> _PROBLEM STATEMENT_
Using the listing that follows, filter out every line lacking the string "elhampavehnejad" and return the rest.
=== TASK MATERIAL ===
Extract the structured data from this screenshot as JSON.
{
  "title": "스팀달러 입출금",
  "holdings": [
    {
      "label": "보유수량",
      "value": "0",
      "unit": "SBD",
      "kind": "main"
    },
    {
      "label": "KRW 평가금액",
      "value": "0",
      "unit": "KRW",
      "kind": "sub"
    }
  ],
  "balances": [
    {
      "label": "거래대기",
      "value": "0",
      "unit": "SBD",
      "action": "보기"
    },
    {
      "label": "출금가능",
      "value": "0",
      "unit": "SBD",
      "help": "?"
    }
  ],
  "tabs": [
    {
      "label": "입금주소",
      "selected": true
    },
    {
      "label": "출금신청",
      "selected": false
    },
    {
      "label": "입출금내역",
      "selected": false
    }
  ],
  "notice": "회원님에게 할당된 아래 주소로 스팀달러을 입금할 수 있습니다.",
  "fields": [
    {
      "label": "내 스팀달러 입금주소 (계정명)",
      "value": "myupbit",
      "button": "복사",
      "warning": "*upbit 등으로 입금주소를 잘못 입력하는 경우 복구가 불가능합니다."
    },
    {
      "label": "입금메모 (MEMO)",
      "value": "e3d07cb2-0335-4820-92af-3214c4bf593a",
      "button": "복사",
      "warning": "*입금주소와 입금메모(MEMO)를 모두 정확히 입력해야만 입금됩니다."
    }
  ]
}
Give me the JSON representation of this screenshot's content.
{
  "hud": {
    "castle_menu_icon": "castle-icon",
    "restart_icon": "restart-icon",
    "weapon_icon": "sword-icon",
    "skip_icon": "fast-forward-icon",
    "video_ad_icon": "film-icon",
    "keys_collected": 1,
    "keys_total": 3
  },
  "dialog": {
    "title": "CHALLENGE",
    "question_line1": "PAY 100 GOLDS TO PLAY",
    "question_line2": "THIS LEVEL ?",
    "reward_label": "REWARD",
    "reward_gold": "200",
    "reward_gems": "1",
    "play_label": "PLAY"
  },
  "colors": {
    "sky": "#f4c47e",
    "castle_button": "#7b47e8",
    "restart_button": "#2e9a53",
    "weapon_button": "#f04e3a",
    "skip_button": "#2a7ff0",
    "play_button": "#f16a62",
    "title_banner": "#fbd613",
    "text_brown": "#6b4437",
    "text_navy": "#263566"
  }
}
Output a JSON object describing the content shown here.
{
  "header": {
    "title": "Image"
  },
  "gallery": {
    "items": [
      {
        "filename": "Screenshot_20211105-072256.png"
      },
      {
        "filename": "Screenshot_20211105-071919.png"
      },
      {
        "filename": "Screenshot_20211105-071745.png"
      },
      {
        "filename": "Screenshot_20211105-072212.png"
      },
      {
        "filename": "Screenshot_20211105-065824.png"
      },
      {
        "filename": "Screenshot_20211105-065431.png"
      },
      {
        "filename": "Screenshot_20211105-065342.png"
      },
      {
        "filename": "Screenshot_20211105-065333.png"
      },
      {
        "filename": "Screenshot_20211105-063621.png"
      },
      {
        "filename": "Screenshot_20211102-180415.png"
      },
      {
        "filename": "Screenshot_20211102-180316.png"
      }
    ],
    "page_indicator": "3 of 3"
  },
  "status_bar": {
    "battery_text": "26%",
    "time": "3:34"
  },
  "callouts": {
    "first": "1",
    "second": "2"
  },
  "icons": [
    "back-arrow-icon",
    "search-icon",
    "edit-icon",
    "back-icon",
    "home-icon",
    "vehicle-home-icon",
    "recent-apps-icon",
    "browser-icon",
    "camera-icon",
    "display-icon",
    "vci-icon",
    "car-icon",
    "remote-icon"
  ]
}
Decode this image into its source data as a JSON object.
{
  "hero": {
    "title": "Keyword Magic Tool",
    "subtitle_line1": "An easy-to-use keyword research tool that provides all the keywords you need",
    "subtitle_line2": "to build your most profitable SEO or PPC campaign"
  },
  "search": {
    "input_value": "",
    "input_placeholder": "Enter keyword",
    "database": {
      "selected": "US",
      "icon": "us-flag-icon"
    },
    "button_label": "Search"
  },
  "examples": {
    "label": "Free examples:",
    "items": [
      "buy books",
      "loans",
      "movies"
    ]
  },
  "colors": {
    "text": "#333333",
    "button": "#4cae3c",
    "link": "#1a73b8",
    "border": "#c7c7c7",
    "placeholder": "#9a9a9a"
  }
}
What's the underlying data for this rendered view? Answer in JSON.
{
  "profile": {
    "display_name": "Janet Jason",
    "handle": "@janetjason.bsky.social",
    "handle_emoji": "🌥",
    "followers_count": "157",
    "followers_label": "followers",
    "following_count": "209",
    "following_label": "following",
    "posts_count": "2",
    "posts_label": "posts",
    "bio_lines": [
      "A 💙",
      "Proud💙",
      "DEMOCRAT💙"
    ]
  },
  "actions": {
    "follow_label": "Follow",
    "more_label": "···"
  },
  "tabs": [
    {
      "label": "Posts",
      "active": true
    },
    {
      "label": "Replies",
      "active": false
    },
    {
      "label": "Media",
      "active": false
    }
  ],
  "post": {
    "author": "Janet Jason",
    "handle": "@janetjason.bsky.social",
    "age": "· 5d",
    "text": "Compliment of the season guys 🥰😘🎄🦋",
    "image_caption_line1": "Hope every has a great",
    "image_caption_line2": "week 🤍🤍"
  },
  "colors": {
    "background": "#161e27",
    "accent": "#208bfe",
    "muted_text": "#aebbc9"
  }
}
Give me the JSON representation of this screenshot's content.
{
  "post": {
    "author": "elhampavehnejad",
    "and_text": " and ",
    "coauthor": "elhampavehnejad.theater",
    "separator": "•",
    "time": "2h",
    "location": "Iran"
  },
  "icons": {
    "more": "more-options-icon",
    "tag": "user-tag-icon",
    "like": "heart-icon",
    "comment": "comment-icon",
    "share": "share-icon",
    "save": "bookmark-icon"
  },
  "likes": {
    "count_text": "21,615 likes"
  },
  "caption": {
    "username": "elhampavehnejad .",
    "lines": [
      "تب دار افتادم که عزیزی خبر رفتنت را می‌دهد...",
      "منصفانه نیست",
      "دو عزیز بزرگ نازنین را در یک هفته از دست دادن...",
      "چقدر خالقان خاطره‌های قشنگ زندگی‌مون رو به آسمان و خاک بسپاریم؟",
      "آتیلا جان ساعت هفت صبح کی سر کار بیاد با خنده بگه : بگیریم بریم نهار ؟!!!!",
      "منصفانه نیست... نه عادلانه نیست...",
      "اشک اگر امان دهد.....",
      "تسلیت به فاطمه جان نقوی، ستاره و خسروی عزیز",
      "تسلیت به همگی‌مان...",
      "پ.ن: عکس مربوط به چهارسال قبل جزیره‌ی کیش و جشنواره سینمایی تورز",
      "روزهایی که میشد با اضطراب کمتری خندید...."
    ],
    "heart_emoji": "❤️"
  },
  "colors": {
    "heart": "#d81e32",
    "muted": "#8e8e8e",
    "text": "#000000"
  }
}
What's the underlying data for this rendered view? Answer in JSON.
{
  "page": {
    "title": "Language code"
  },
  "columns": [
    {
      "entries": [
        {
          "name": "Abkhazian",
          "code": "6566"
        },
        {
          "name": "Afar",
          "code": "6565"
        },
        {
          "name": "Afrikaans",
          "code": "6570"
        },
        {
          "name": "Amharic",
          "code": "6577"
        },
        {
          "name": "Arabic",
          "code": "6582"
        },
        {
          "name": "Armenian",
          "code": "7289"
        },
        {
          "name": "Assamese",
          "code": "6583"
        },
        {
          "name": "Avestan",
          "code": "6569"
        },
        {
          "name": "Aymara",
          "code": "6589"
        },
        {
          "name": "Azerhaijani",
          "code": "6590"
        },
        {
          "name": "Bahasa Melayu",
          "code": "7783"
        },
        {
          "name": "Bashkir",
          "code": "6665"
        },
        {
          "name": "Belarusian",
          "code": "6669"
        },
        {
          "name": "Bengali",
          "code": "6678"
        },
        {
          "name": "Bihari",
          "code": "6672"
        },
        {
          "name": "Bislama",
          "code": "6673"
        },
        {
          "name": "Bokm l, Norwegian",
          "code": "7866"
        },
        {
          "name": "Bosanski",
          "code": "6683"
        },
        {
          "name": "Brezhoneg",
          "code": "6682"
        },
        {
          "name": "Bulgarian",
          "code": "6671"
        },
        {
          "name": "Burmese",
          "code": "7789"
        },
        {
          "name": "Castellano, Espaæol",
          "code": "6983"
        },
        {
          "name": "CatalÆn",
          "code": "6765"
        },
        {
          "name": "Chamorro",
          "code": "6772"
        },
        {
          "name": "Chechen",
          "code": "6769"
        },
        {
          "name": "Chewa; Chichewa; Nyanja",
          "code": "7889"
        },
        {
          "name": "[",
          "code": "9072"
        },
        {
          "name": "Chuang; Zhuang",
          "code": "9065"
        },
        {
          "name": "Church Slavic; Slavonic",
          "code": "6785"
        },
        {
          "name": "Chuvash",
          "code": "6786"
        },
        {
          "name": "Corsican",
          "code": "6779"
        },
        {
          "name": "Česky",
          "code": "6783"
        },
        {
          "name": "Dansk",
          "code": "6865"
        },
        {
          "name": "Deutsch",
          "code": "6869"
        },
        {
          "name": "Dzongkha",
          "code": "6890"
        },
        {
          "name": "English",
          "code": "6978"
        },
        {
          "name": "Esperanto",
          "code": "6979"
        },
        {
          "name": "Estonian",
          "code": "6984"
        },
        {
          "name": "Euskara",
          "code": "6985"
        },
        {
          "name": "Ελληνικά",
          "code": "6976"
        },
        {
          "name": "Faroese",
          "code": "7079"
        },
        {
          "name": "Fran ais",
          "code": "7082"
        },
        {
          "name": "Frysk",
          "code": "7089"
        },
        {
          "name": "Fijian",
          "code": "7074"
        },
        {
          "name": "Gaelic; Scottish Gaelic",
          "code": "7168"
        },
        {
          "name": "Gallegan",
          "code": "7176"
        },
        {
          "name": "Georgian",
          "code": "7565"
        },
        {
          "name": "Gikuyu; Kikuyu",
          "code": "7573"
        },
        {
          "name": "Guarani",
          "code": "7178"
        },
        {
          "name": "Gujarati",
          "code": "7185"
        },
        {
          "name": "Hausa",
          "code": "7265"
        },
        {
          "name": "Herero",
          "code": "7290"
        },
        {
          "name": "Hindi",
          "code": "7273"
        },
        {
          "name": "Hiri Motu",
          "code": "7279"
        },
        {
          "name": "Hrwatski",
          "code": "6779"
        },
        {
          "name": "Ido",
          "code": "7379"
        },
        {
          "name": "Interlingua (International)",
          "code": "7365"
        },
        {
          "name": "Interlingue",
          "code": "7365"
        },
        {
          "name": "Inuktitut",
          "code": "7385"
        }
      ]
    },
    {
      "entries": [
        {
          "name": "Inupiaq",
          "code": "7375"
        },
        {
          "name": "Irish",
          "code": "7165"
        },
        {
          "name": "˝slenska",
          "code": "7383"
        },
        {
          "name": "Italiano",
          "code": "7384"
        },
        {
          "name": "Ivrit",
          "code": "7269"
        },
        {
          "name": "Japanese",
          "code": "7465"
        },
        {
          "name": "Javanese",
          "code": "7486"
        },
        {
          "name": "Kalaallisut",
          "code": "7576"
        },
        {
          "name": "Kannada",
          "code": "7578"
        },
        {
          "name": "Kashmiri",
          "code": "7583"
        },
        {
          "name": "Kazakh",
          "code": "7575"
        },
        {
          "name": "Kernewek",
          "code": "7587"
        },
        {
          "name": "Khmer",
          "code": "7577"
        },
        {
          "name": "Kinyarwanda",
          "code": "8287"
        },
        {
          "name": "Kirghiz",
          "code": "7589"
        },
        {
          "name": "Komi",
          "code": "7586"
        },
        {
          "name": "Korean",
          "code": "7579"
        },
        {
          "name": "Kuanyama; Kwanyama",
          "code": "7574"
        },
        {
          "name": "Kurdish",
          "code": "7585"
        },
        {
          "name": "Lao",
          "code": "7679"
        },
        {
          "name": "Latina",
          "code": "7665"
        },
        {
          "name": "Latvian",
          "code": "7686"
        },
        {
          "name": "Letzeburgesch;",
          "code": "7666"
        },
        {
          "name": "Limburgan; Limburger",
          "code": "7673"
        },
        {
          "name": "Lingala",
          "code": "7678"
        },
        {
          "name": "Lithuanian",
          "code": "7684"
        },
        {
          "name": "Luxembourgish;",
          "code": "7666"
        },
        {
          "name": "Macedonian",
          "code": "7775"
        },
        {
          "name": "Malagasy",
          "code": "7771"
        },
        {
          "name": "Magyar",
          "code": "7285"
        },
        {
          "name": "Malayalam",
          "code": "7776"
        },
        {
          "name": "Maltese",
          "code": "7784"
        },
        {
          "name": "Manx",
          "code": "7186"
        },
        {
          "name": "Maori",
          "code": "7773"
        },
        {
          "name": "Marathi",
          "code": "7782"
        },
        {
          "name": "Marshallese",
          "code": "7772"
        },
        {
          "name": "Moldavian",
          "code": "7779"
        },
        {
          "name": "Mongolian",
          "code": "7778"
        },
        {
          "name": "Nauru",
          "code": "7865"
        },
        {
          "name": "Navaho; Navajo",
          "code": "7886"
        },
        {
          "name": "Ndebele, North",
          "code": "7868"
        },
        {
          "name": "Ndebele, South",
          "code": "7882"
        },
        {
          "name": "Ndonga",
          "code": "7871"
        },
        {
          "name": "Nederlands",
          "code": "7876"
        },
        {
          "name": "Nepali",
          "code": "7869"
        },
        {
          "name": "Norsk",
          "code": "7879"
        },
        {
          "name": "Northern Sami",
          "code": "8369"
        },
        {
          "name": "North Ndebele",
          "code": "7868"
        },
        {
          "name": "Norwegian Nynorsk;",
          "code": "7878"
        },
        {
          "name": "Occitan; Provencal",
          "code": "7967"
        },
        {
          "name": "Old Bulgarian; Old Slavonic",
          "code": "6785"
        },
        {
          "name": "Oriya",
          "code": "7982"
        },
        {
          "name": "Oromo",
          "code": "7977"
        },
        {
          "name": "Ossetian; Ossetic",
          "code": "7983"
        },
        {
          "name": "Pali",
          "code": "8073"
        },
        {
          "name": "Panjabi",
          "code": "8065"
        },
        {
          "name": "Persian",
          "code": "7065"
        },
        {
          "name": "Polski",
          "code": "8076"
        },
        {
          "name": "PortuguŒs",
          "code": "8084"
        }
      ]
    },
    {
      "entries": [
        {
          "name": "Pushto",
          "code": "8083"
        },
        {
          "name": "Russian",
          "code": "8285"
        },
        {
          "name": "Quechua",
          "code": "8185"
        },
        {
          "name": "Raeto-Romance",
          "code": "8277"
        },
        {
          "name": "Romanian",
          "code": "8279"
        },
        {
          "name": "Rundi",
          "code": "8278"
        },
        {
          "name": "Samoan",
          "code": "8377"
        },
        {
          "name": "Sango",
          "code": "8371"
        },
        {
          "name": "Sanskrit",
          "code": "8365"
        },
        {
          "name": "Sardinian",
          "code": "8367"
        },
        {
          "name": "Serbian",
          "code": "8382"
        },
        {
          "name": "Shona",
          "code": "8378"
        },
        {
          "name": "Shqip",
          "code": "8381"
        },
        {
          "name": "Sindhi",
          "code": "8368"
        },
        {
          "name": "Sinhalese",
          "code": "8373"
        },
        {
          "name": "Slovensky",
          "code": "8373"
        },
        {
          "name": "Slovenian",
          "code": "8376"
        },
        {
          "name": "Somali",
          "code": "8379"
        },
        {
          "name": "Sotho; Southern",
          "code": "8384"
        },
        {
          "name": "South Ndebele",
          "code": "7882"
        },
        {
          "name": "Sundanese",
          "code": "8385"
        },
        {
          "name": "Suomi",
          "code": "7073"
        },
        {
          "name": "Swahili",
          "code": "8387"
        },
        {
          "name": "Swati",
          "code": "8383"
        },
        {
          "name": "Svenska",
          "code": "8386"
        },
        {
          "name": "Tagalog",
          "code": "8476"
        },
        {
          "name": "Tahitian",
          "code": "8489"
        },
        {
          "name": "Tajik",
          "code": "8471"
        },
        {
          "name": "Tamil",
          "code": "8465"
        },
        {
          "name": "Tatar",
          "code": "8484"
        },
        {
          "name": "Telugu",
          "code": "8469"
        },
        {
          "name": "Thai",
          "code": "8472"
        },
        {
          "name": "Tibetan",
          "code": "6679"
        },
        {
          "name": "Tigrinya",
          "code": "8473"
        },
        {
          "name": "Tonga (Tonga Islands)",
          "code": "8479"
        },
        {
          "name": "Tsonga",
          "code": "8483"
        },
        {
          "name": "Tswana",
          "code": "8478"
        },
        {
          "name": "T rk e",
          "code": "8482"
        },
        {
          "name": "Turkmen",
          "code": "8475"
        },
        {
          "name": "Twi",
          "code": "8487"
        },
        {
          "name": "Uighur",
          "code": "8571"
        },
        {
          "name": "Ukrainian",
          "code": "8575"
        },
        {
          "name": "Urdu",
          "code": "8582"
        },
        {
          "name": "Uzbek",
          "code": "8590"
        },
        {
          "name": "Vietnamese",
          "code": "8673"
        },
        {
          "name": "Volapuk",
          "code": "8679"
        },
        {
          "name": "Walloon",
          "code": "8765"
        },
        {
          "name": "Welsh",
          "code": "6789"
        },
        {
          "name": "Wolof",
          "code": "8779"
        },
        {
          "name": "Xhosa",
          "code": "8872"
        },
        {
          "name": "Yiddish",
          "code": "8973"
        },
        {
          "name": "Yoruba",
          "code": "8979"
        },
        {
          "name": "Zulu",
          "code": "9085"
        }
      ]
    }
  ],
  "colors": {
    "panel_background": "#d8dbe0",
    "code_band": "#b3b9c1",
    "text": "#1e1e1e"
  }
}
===
> _SOLVED EXERCISE_
    "author": "elhampavehnejad",
    "coauthor": "elhampavehnejad.theater",
    "username": "elhampavehnejad .",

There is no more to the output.